The Governing Board of the Benicia Unified School District heard a discussion on the need for more counseling and mental health support in the district at a busy Thursday night meeting.
Carolyn Patton, the district’s special services director, led the discussion through a Power Point presentation. She cited one of Superintendent Charles Young’s goals for the district, which was “to promote safe and welcoming schools, and building empathetic, responsive, student-centered networks of support.” She then mentioned two practices that would allow schools to reach this goal: Positive Behavioral Interventions and Supports- which looks at data to see if students understand what school behavior is like- and the American School Counselor Association’s national model.
The data for the first practice is determined by the California Healthy Kids Survey, which has already been completed by students and is currently underway for staff and parents.
The American School Counselor Association’s national model looks at what direct services counselors provide to students. According to Patton, one-third of their time should be spent on core instruction, another third should be spent on helping students plan their schedules and the last third should be spent on responsive services like resolving conflicts between students and teachers. Patton will delve into this data at a later date.
Patton also brought up the student-counselor gap at Benicia High School. The California Department of Education recommends a student-counselor ratio of 361-to-1, while ASCA recommends a ratio of 250-to-1. Benicia High has a ratio of 550-to-1, which is well above the recommended ratios. Currently, the school has three counselors plus a career counselor and administrative assistant to serve the needs of around 1,700 students.
“We would need more counselors at the high school to beat that ratio,” Patton said.
On a more positive note, Patton noted that Mental Health Coordinator Jessica Garcia has been able to implement a number of services, including weekly meeting with Benicia High and Benicia Middle School’s counselors and psychologists, a mentoring program at Benicia Middle, a Stress Less Week to take place before Benicia High’s finals week and a suicide prevention handbook as well as suicide awareness training.

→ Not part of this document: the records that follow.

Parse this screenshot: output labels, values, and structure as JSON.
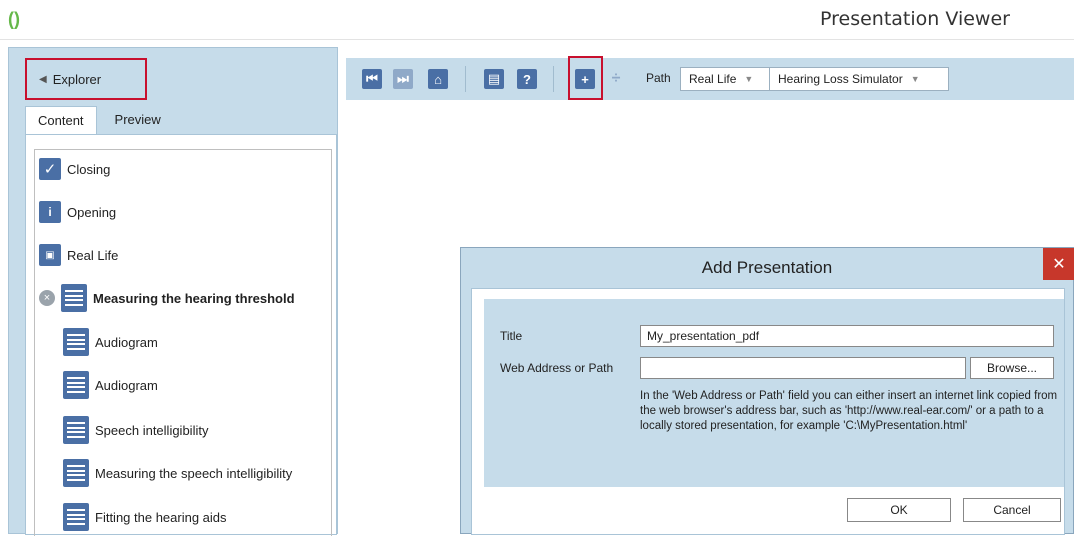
{
  "window": {
    "title": "Presentation Viewer"
  },
  "explorer": {
    "label": "Explorer"
  },
  "tabs": [
    {
      "label": "Content"
    },
    {
      "label": "Preview"
    }
  ],
  "tree": {
    "items": [
      {
        "label": "Closing",
        "icon": "checkmark-icon"
      },
      {
        "label": "Opening",
        "icon": "info-icon"
      },
      {
        "label": "Real Life",
        "icon": "real-life-icon"
      },
      {
        "label": "Measuring the hearing threshold",
        "icon": "document-icon"
      },
      {
        "label": "Audiogram",
        "icon": "document-icon"
      },
      {
        "label": "Audiogram",
        "icon": "document-icon"
      },
      {
        "label": "Speech intelligibility",
        "icon": "document-icon"
      },
      {
        "label": "Measuring the speech intelligibility",
        "icon": "document-icon"
      },
      {
        "label": "Fitting the hearing aids",
        "icon": "document-icon"
      }
    ]
  },
  "toolbar": {
    "path_label": "Path",
    "path_segments": [
      "Real Life",
      "Hearing Loss Simulator"
    ]
  },
  "dialog": {
    "title": "Add Presentation",
    "title_field_label": "Title",
    "title_value": "My_presentation_pdf",
    "path_field_label": "Web Address or Path",
    "path_value": "",
    "browse_label": "Browse...",
    "help_text": "In the 'Web Address or Path' field you can either insert an internet link copied from the web browser's address bar, such as 'http://www.real-ear.com/' or a path to a locally stored presentation, for example 'C:\\MyPresentation.html'",
    "ok_label": "OK",
    "cancel_label": "Cancel"
  },
  "colors": {
    "panel": "#c6dcea",
    "icon_blue": "#4a6fa5",
    "highlight_red": "#c8102e",
    "close_red": "#c7372b"
  }
}
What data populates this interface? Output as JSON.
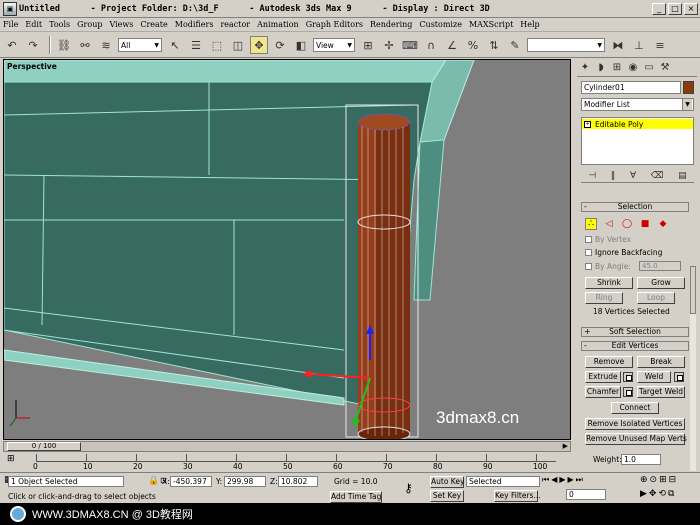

Patton says the district wants to implement the Sources of Strength suicide prevention program to train staff involved with the Safe School Ambassadors program. it also is looking to enact a social emotional learning curriculum that deals with how to handle stress and depression.
“We do not teach this on a regular basis,” Patton said. “We introduce it a little bit in the middle school, and we hit suicide prevention and some emotional development in ninth-grade health, but it’s not taught systematically. We’ve heard from parents, students and staff that we need to be more diligent about that.”
Additionally, a “Stress Less Holidays for Families” event will be held 7 p.m., Tuesday, Dec. 15 at Benicia Middle School. Mental wellness experts and psychologists will be on hand to talk about the causes of stress and provide tips on how to overcome it.
Patton called upon the community to continue to provide feedback.
“I want to thank the board for holding us accountable on helping us to get a suicide prevention policy,” she said. “I want to ask you to continue to hold us accountable and look at that second goal and help us to work towards that.”
Trustee Andre Stewart highlighted the need for specificity in the plan.
“I would ask that we do consider putting target dates into when we’re going to archive these goals,” he said.
Stewart also asked if there was a number as to how many students were helped by counselors. Patton said the tracking form indicated how many cases were closed and which students and how many students were referred on to other services.
Additionally, Stewart also underlined the importance of the high school bringing in more counselors.
“I hope that we really are more aggressive in 2016 in hiring more counselors,” he said.
A public comment was given by Barbara Gervase, the mother of Kyle Hyland, a Benicia High student who died by suicide last year. Gervase thanked Patton for presenting her plans but agreed with Stewart that specific dates were needed.
“We all hope for the best, but we really need a thorough, laid-out plan so we can reach those targets and make sure that the board knows what needs to be funded,” she said.
After her son’s death, Gervase set up the Kyle Hyland Foundation with the goal of raising awareness of suicide rates among teens. The foundation has been working to establish a teen center in Benicia with activities geared toward teenagers and counselors and mentors to provide support. Patton announced at the meeting that a space has been found for the center. According to the foundation’s Facebook page, the center will be operating within the Gateway Church, located at 1315 Military West, just down the street from Benicia High. An open house is planned for January.
In other business, the board re-elected Gary Wing as president and elected Diane Ferrucci to fill late Trustee Rosie Switzer’s role as clerk. The board also observed a moment of silence for Switzer after short speeches by each trustee, and it determined that an appointment would be made by Jan. 28 to fill the vacancy on the board.